- DESCRIPTION OF THE TASK
If a line of the material contains "image", copy it.
=-=-=
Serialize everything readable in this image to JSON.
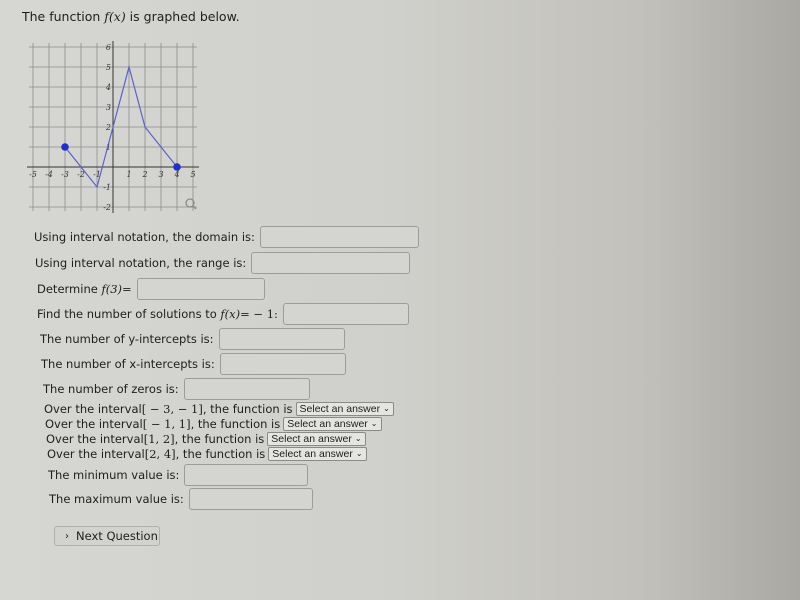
{
  "header": {
    "prefix": "The function ",
    "func": "f(x)",
    "suffix": " is graphed below."
  },
  "graph": {
    "x_ticks": [
      "-5",
      "-4",
      "-3",
      "-2",
      "-1",
      "1",
      "2",
      "3",
      "4",
      "5"
    ],
    "y_ticks": [
      "6",
      "5",
      "4",
      "3",
      "2",
      "1",
      "-1",
      "-2"
    ],
    "xlim": [
      -5,
      5
    ],
    "ylim": [
      -2,
      6
    ],
    "points": [
      [
        -3,
        1
      ],
      [
        -1,
        -1
      ],
      [
        0,
        2
      ],
      [
        1,
        5
      ],
      [
        2,
        2
      ],
      [
        4,
        0
      ]
    ],
    "endpoints": [
      [
        -3,
        1
      ],
      [
        4,
        0
      ]
    ],
    "line_color": "#5a63c8",
    "dot_color": "#1e2fcf",
    "magnify_icon": "magnifier-icon"
  },
  "questions": {
    "domain": "Using interval notation, the domain is:",
    "range": "Using interval notation, the range is:",
    "f3_prefix": "Determine ",
    "f3_math": "f(3)",
    "f3_suffix": " =",
    "solutions_prefix": "Find the number of solutions to ",
    "solutions_math": "f(x)",
    "solutions_suffix": " = − 1:",
    "y_intercepts": "The number of y-intercepts is:",
    "x_intercepts": "The number of x-intercepts is:",
    "zeros": "The number of zeros is:",
    "intervals": [
      {
        "prefix": "Over the interval ",
        "interval": "[ − 3,  − 1]",
        "suffix": ", the function is",
        "select": "Select an answer"
      },
      {
        "prefix": "Over the interval ",
        "interval": "[ − 1, 1]",
        "suffix": ", the function is",
        "select": "Select an answer"
      },
      {
        "prefix": "Over the interval ",
        "interval": "[1, 2]",
        "suffix": ", the function is",
        "select": "Select an answer"
      },
      {
        "prefix": "Over the interval ",
        "interval": "[2, 4]",
        "suffix": ", the function is",
        "select": "Select an answer"
      }
    ],
    "minimum": "The minimum value is:",
    "maximum": "The maximum value is:"
  },
  "inputs": {
    "domain": "",
    "range": "",
    "f3": "",
    "solutions": "",
    "y_intercepts": "",
    "x_intercepts": "",
    "zeros": "",
    "minimum": "",
    "maximum": ""
  },
  "next_button": "Next Question"
}
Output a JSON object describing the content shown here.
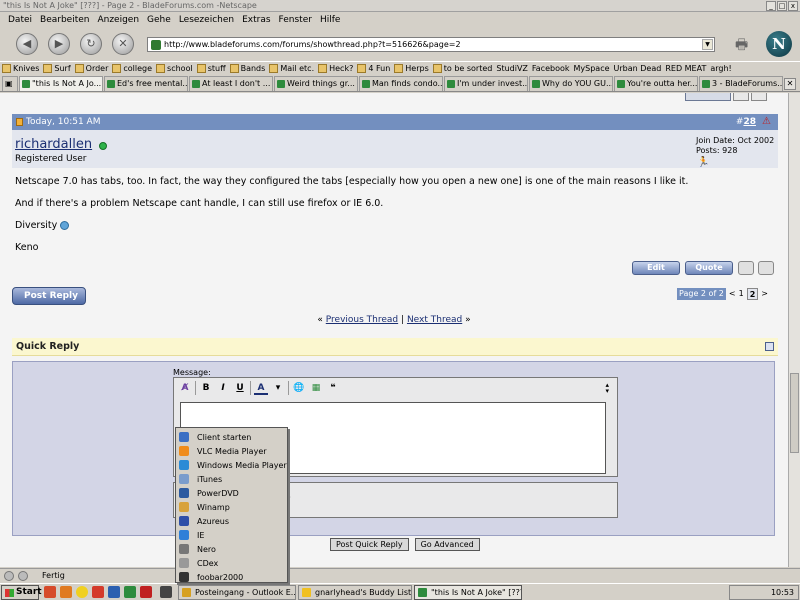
{
  "window": {
    "title": "\"this Is Not A Joke\" [???] - Page 2 - BladeForums.com -Netscape",
    "min_label": "_",
    "max_label": "□",
    "close_label": "x"
  },
  "menu": [
    "Datei",
    "Bearbeiten",
    "Anzeigen",
    "Gehe",
    "Lesezeichen",
    "Extras",
    "Fenster",
    "Hilfe"
  ],
  "nav": {
    "url": "http://www.bladeforums.com/forums/showthread.php?t=516626&page=2",
    "logo_letter": "N"
  },
  "bookmarks": [
    "Knives",
    "Surf",
    "Order",
    "college",
    "school",
    "stuff",
    "Bands",
    "Mail etc.",
    "Heck?",
    "4 Fun",
    "Herps",
    "to be sorted",
    "StudiVZ",
    "Facebook",
    "MySpace",
    "Urban Dead",
    "RED MEAT",
    "argh!"
  ],
  "tabs": [
    "\"this Is Not A Jo...",
    "Ed's free mental...",
    "At least I don't ...",
    "Weird things gr...",
    "Man finds condo...",
    "I'm under invest...",
    "Why do YOU GU...",
    "You're outta her...",
    "3 - BladeForums..."
  ],
  "post": {
    "date": "Today, 10:51 AM",
    "number_prefix": "#",
    "number": "28",
    "username": "richardallen",
    "user_title": "Registered User",
    "join_date": "Join Date: Oct 2002",
    "posts": "Posts: 928",
    "lines": [
      "Netscape 7.0 has tabs, too. In fact, the way they configured the tabs [especially how you open a new one] is one of the main reasons I like it.",
      "And if there's a problem Netscape cant handle, I can still use firefox or IE 6.0.",
      "Diversity",
      "Keno"
    ],
    "edit_label": "Edit",
    "quote_label": "Quote"
  },
  "post_reply_label": "Post Reply",
  "pagenav": {
    "label": "Page 2 of 2",
    "prev": "<",
    "page1": "1",
    "page2": "2",
    "next": ">"
  },
  "threadnav": {
    "left_arrows": "«",
    "prev": "Previous Thread",
    "sep": "|",
    "next": "Next Thread",
    "right_arrows": "»"
  },
  "quick_reply": {
    "title": "Quick Reply",
    "message_label": "Message:",
    "toolbar": [
      "B",
      "I",
      "U",
      "A"
    ],
    "option_text": "?",
    "submit_label": "Post Quick Reply",
    "advanced_label": "Go Advanced"
  },
  "popup_items": [
    {
      "label": "Client starten",
      "color": "#3a6fc4"
    },
    {
      "label": "VLC Media Player",
      "color": "#f08c1a"
    },
    {
      "label": "Windows Media Player",
      "color": "#2b8bd6"
    },
    {
      "label": "iTunes",
      "color": "#7a9ccc"
    },
    {
      "label": "PowerDVD",
      "color": "#2c5aa0"
    },
    {
      "label": "Winamp",
      "color": "#d8a23a"
    },
    {
      "label": "Azureus",
      "color": "#2f4fa8"
    },
    {
      "label": "IE",
      "color": "#2f7fd8"
    },
    {
      "label": "Nero",
      "color": "#777777"
    },
    {
      "label": "CDex",
      "color": "#999999"
    },
    {
      "label": "foobar2000",
      "color": "#333333"
    }
  ],
  "status": {
    "text": "Fertig"
  },
  "taskbar": {
    "start": "Start",
    "items": [
      "Posteingang - Outlook E...",
      "gnarlyhead's Buddy List ...",
      "\"this Is Not A Joke\" [???]..."
    ],
    "clock": "10:53"
  }
}
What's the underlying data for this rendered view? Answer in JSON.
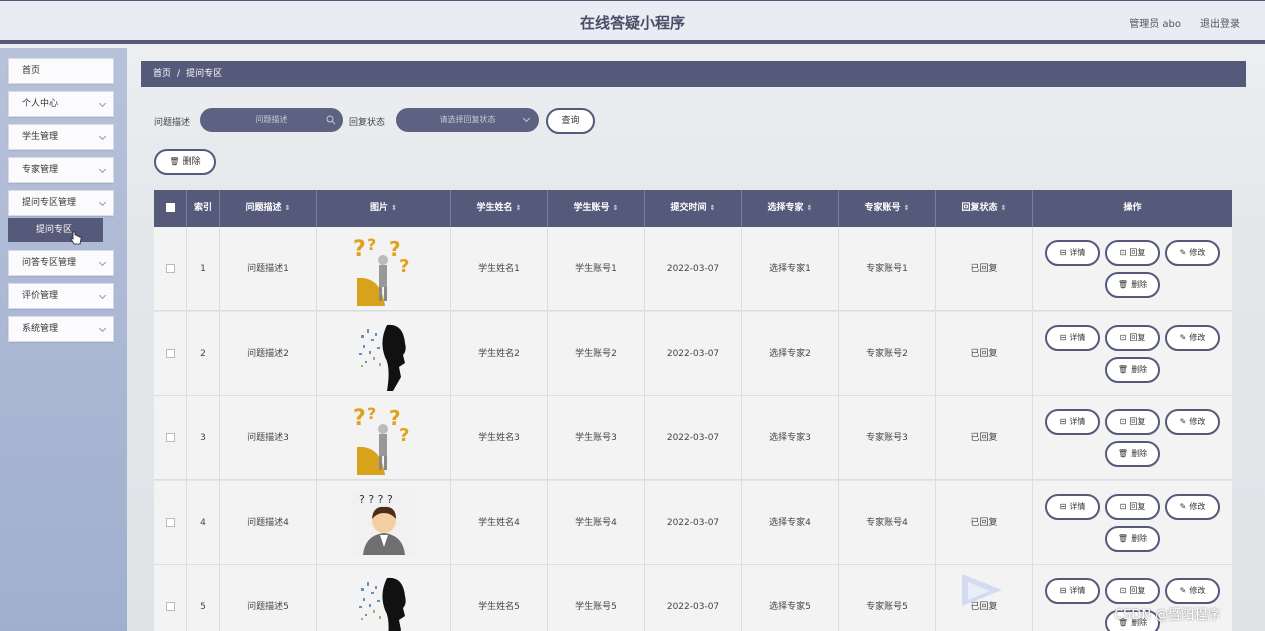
{
  "header": {
    "title": "在线答疑小程序",
    "user": "管理员 abo",
    "logout": "退出登录"
  },
  "sidebar": {
    "items": [
      {
        "label": "首页",
        "has_chevron": false
      },
      {
        "label": "个人中心",
        "has_chevron": true
      },
      {
        "label": "学生管理",
        "has_chevron": true
      },
      {
        "label": "专家管理",
        "has_chevron": true
      },
      {
        "label": "提问专区管理",
        "has_chevron": true
      },
      {
        "label": "问答专区管理",
        "has_chevron": true
      },
      {
        "label": "评价管理",
        "has_chevron": true
      },
      {
        "label": "系统管理",
        "has_chevron": true
      }
    ],
    "active_sub": "提问专区"
  },
  "breadcrumb": {
    "home": "首页",
    "sep": "/",
    "current": "提问专区"
  },
  "search": {
    "desc_label": "问题描述",
    "desc_placeholder": "问题描述",
    "status_label": "回复状态",
    "status_placeholder": "请选择回复状态",
    "query_button": "查询",
    "delete_button": "删除"
  },
  "table": {
    "headers": {
      "index": "索引",
      "desc": "问题描述",
      "image": "图片",
      "student_name": "学生姓名",
      "student_account": "学生账号",
      "submit_time": "提交时间",
      "expert": "选择专家",
      "expert_account": "专家账号",
      "status": "回复状态",
      "actions": "操作"
    },
    "rows": [
      {
        "index": "1",
        "desc": "问题描述1",
        "image": "question-marks-figure",
        "student_name": "学生姓名1",
        "student_account": "学生账号1",
        "submit_time": "2022-03-07",
        "expert": "选择专家1",
        "expert_account": "专家账号1",
        "status": "已回复"
      },
      {
        "index": "2",
        "desc": "问题描述2",
        "image": "silhouette-head",
        "student_name": "学生姓名2",
        "student_account": "学生账号2",
        "submit_time": "2022-03-07",
        "expert": "选择专家2",
        "expert_account": "专家账号2",
        "status": "已回复"
      },
      {
        "index": "3",
        "desc": "问题描述3",
        "image": "question-marks-figure",
        "student_name": "学生姓名3",
        "student_account": "学生账号3",
        "submit_time": "2022-03-07",
        "expert": "选择专家3",
        "expert_account": "专家账号3",
        "status": "已回复"
      },
      {
        "index": "4",
        "desc": "问题描述4",
        "image": "cartoon-thinking-man",
        "student_name": "学生姓名4",
        "student_account": "学生账号4",
        "submit_time": "2022-03-07",
        "expert": "选择专家4",
        "expert_account": "专家账号4",
        "status": "已回复"
      },
      {
        "index": "5",
        "desc": "问题描述5",
        "image": "silhouette-head",
        "student_name": "学生姓名5",
        "student_account": "学生账号5",
        "submit_time": "2022-03-07",
        "expert": "选择专家5",
        "expert_account": "专家账号5",
        "status": "已回复"
      }
    ],
    "actions": {
      "detail": "详情",
      "reply": "回复",
      "edit": "修改",
      "delete": "删除"
    }
  },
  "watermark": "CSDN @暨阳程序",
  "colors": {
    "primary": "#55597a",
    "header_bg": "#e9ecf3",
    "sidebar_bg": "#b7c2da",
    "row_bg": "#f3f3f4"
  }
}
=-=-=
- WRITTEN SOLUTION
Serialize everything readable in this image to JSON.
      "image": "图片",
        "image": "question-marks-figure",
        "image": "silhouette-head",
        "image": "question-marks-figure",
        "image": "cartoon-thinking-man",
        "image": "silhouette-head",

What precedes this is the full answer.